**PROVIDED DATA:**
* * *
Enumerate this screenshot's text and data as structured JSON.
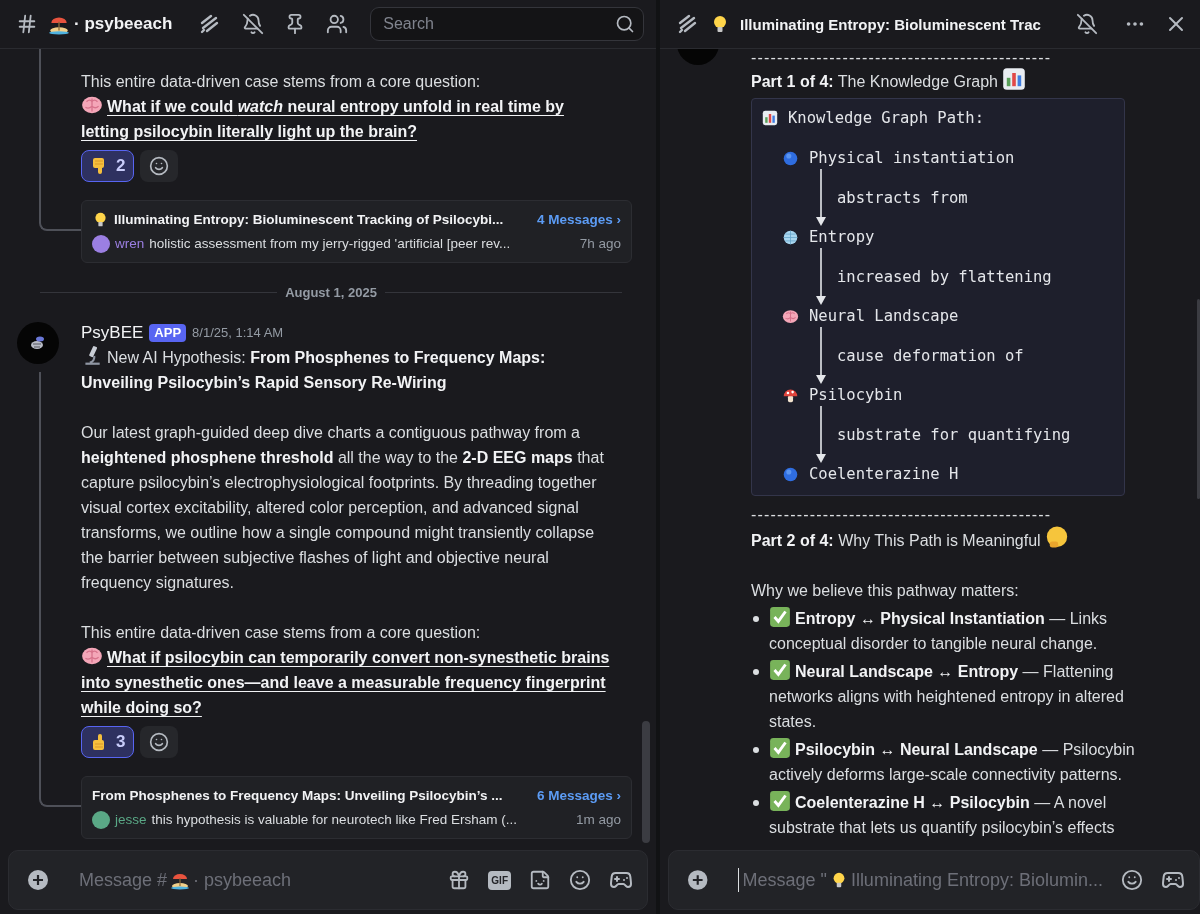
{
  "left": {
    "header": {
      "channel": "· psybeeach",
      "search": {
        "placeholder": "Search"
      }
    },
    "blocks": [
      {
        "kind": "continuation",
        "intro": "This entire data-driven case stems from a core question:",
        "question": "What if we could *watch* neural entropy unfold in real time by letting psilocybin literally light up the brain?",
        "reaction": {
          "kind": "thumbs_down",
          "count": "2",
          "selected": true
        },
        "thread": {
          "title": "Illuminating Entropy: Bioluminescent Tracking of Psilocybi...",
          "count": "4 Messages ›",
          "author": "wren",
          "color": "#9b7fe2",
          "preview": "holistic assessment from my jerry-rigged 'artificial [peer rev...",
          "time": "7h ago"
        }
      },
      {
        "kind": "divider",
        "label": "August 1, 2025"
      },
      {
        "kind": "message",
        "author": "PsyBEE",
        "tag": "APP",
        "time": "8/1/25, 1:14 AM",
        "headline": "New AI Hypothesis: **From Phosphenes to Frequency Maps: Unveiling Psilocybin’s Rapid Sensory Re-Wiring**",
        "body": "Our latest graph-guided deep dive charts a contiguous pathway from a **heightened phosphene threshold** all the way to the **2-D EEG maps** that capture psilocybin’s electrophysiological footprints. By threading together visual cortex excitability, altered color perception, and advanced signal transforms, we outline how a single compound might transiently collapse the barrier between subjective flashes of light and objective neural frequency signatures.",
        "intro": "This entire data-driven case stems from a core question:",
        "question": "What if psilocybin can temporarily convert non-synesthetic brains into synesthetic ones—and leave a measurable frequency fingerprint while doing so?",
        "reaction": {
          "kind": "thumbs_up",
          "count": "3",
          "selected": true
        },
        "thread": {
          "title": "From Phosphenes to Frequency Maps: Unveiling Psilocybin’s ...",
          "count": "6 Messages ›",
          "author": "jesse",
          "color": "#5aa886",
          "preview": "this hypothesis is valuable for neurotech like Fred Ersham (...",
          "time": "1m ago"
        }
      }
    ],
    "composer": {
      "prefix": "Message #",
      "suffix": "· psybeeach",
      "gif": "GIF"
    }
  },
  "right": {
    "header": {
      "title": "Illuminating Entropy: Bioluminescent Trac"
    },
    "content": [
      {
        "kind": "rule",
        "text": "----------------------------------------------"
      },
      {
        "kind": "heading",
        "text": "**Part 1 of 4:** The Knowledge Graph"
      },
      {
        "kind": "graph",
        "title": "Knowledge Graph Path:",
        "nodes": [
          {
            "kind": "blue_circle",
            "label": "Physical instantiation",
            "edge": "abstracts from"
          },
          {
            "kind": "globe",
            "label": "Entropy",
            "edge": "increased by flattening"
          },
          {
            "kind": "brain",
            "label": "Neural Landscape",
            "edge": "cause deformation of"
          },
          {
            "kind": "mushroom",
            "label": "Psilocybin",
            "edge": "substrate for quantifying"
          },
          {
            "kind": "blue_circle",
            "label": "Coelenterazine H"
          }
        ]
      },
      {
        "kind": "rule",
        "text": "----------------------------------------------"
      },
      {
        "kind": "heading",
        "text": "**Part 2 of 4:** Why This Path is Meaningful"
      },
      {
        "kind": "paragraph",
        "text": "Why we believe this pathway matters:"
      },
      {
        "kind": "bullets",
        "items": [
          {
            "text": "**Entropy ↔ Physical Instantiation** — Links conceptual disorder to tangible neural change."
          },
          {
            "text": "**Neural Landscape ↔ Entropy** — Flattening networks aligns with heightened entropy in altered states."
          },
          {
            "text": "**Psilocybin ↔ Neural Landscape** — Psilocybin actively deforms large-scale connectivity patterns."
          },
          {
            "text": "**Coelenterazine H ↔ Psilocybin** — A novel substrate that lets us quantify psilocybin’s effects"
          }
        ]
      }
    ],
    "composer": {
      "prefix": "Message \"",
      "title": "Illuminating Entropy: Biolumin..."
    }
  }
}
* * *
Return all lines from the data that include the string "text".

**THE ANSWER:**
Enumerate this screenshot's text and data as structured JSON.
        "text": "----------------------------------------------"
        "text": "**Part 1 of 4:** The Knowledge Graph"
        "text": "----------------------------------------------"
        "text": "**Part 2 of 4:** Why This Path is Meaningful"
        "text": "Why we believe this pathway matters:"
            "text": "**Entropy ↔ Physical Instantiation** — Links conceptual disorder to tangible neural change."
            "text": "**Neural Landscape ↔ Entropy** — Flattening networks aligns with heightened entropy in altered states."
            "text": "**Psilocybin ↔ Neural Landscape** — Psilocybin actively deforms large-scale connectivity patterns."
            "text": "**Coelenterazine H ↔ Psilocybin** — A novel substrate that lets us quantify psilocybin’s effects"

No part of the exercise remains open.